Surely, quite a laundry list of reforms. Each has a profound effect on union powers. As a package they have caused vast numbers of public employees to quit paying dues and, as a result, be dropped from union rolls. After all, with so little ability remaining to extract wealth from taxpayers, the benefit of being in a union has been greatly diminished.
Now would be a really good time for Pennsylvania lawmakers to take a page out of the Walker playbook. The place to start, given the long running inability or unwillingness to eliminate the right to strike, would be the forced collection of dues. There may never be a better opportunity to disallow any government or government entity in Pennsylvania to deduct union dues without the express written permission of the employee.
This should be a relatively easy law to write and get to the floor. Pennsylvania taxpayers deserve what Wisconsin taxpayers have, a fighting chance at the negotiating table.

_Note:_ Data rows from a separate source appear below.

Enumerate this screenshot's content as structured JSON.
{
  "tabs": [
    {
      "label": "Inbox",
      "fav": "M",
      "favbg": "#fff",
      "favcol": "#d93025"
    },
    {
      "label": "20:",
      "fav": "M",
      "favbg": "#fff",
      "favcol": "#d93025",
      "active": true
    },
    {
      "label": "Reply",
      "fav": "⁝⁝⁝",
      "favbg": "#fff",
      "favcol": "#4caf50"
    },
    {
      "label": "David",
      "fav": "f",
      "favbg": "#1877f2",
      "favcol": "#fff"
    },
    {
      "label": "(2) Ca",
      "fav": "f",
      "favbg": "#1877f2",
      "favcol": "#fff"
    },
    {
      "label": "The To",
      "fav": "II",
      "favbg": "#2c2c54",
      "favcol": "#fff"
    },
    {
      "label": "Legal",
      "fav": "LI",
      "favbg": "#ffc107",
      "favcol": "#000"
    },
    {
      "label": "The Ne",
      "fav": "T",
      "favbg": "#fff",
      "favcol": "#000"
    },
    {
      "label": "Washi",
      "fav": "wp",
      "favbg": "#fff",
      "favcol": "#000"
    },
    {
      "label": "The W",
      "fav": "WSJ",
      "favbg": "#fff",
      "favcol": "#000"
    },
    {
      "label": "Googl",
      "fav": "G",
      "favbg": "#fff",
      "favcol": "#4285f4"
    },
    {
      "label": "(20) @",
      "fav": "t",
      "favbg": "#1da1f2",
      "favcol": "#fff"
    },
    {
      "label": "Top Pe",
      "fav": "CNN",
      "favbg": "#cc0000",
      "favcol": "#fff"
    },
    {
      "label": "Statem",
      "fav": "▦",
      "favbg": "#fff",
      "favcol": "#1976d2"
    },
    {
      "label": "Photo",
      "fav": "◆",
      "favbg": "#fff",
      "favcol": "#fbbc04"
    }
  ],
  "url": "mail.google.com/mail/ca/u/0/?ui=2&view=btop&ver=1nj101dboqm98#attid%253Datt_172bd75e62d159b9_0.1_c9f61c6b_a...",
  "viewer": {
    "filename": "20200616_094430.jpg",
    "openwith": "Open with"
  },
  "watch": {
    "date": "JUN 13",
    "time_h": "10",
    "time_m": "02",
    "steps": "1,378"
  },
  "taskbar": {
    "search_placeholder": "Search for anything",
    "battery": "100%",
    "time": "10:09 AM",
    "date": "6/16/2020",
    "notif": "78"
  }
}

As the National Football League moves closer toward the end of its lockout and the adoption of a new collective bargaining agreement between the league and the players’ association, the latter needs to decide whether to recertify as a union. The head of the union stated "Here in America, every time an employee makes that decision about whether he wants to be a part of a union, it’s something that is serious, significant and should be done in a very sober way".

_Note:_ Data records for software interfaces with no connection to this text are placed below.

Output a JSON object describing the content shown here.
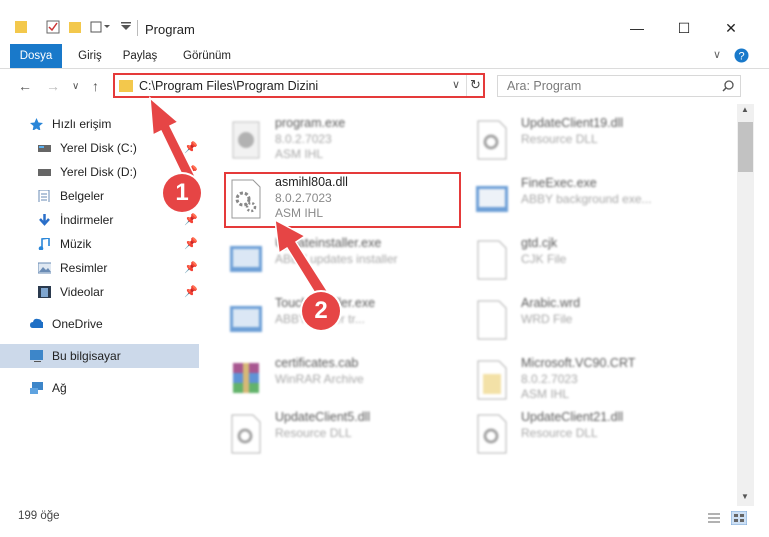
{
  "window": {
    "title": "Program",
    "controls": [
      "—",
      "☐",
      "✕"
    ]
  },
  "ribbon": {
    "tabs": [
      "Dosya",
      "Giriş",
      "Paylaş",
      "Görünüm"
    ]
  },
  "address": {
    "path": "C:\\Program Files\\Program Dizini",
    "search_placeholder": "Ara: Program"
  },
  "sidebar": {
    "items": [
      {
        "label": "Hızlı erişim",
        "icon": "star-icon"
      },
      {
        "label": "Yerel Disk (C:)",
        "icon": "drive-icon",
        "pinned": true
      },
      {
        "label": "Yerel Disk (D:)",
        "icon": "drive-icon",
        "pinned": true
      },
      {
        "label": "Belgeler",
        "icon": "documents-icon",
        "pinned": true
      },
      {
        "label": "İndirmeler",
        "icon": "download-icon",
        "pinned": true
      },
      {
        "label": "Müzik",
        "icon": "music-icon",
        "pinned": true
      },
      {
        "label": "Resimler",
        "icon": "pictures-icon",
        "pinned": true
      },
      {
        "label": "Videolar",
        "icon": "video-icon",
        "pinned": true
      },
      {
        "label": "OneDrive",
        "icon": "cloud-icon"
      },
      {
        "label": "Bu bilgisayar",
        "icon": "computer-icon"
      },
      {
        "label": "Ağ",
        "icon": "network-icon"
      }
    ]
  },
  "files": {
    "left": [
      {
        "name": "program.exe",
        "l2": "8.0.2.7023",
        "l3": "ASM IHL"
      },
      {
        "name": "asmihl80a.dll",
        "l2": "8.0.2.7023",
        "l3": "ASM IHL"
      },
      {
        "name": "Updateinstaller.exe",
        "l2": "ABBY updates installer",
        "l3": ""
      },
      {
        "name": "TouchInstaller.exe",
        "l2": "ABBY reader tr...",
        "l3": ""
      },
      {
        "name": "certificates.cab",
        "l2": "WinRAR Archive",
        "l3": ""
      },
      {
        "name": "UpdateClient5.dll",
        "l2": "Resource DLL",
        "l3": ""
      }
    ],
    "right": [
      {
        "name": "UpdateClient19.dll",
        "l2": "Resource DLL",
        "l3": ""
      },
      {
        "name": "FineExec.exe",
        "l2": "ABBY background exe...",
        "l3": ""
      },
      {
        "name": "gtd.cjk",
        "l2": "CJK File",
        "l3": ""
      },
      {
        "name": "Arabic.wrd",
        "l2": "WRD File",
        "l3": ""
      },
      {
        "name": "Microsoft.VC90.CRT",
        "l2": "8.0.2.7023",
        "l3": "ASM IHL"
      },
      {
        "name": "UpdateClient21.dll",
        "l2": "Resource DLL",
        "l3": ""
      }
    ]
  },
  "annotations": {
    "badge1": "1",
    "badge2": "2"
  },
  "status": {
    "count": "199 öğe"
  }
}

Interestingly enough about one-third of the NFL’s teams are located in Right-to-Work states where workers are not compelled to join a union or pay union dues as a condition of employment. Don’t count the members of the Steelers or the Eagles among them as Pennsylvania has been unable to enact a Right-to-Work law. Since the players are part of the private sector headcount, they are a part of the trend in union membership that we documented in a Brief this past May. To wit: private sector union membership in Pennsylvania fell from 15.6% in 1990 to 9.3% last year. Yet the enormous power wielded by unions and their supporters in the Legislature trumps the broad interest of the citizenry to bring the issue to the floor of the General Assembly.

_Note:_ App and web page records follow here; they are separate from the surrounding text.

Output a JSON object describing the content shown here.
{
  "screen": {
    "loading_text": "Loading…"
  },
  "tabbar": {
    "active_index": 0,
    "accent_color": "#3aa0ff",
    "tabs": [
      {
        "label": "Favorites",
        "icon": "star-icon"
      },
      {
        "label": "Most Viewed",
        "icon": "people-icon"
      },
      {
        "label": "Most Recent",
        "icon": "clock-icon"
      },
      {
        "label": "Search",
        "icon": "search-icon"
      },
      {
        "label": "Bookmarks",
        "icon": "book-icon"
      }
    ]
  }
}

So yes, deciding to joining a union should be done in a serious and sober way. But that right is curtailed for Pennsylvanians. Wonder what the NFLPA would think about card check? And what a union it is. The members have guaranteed collective bargaining rights and have substantial protections from the teams and the league. At the same time the players negotiate individual contracts with the teams they play for rather than having wage scales set for the various positions that all teams must pay and all same position players receive with no premium pay for big stars. Would it not be interesting to require teachers and bus drivers to negotiate individual contracts?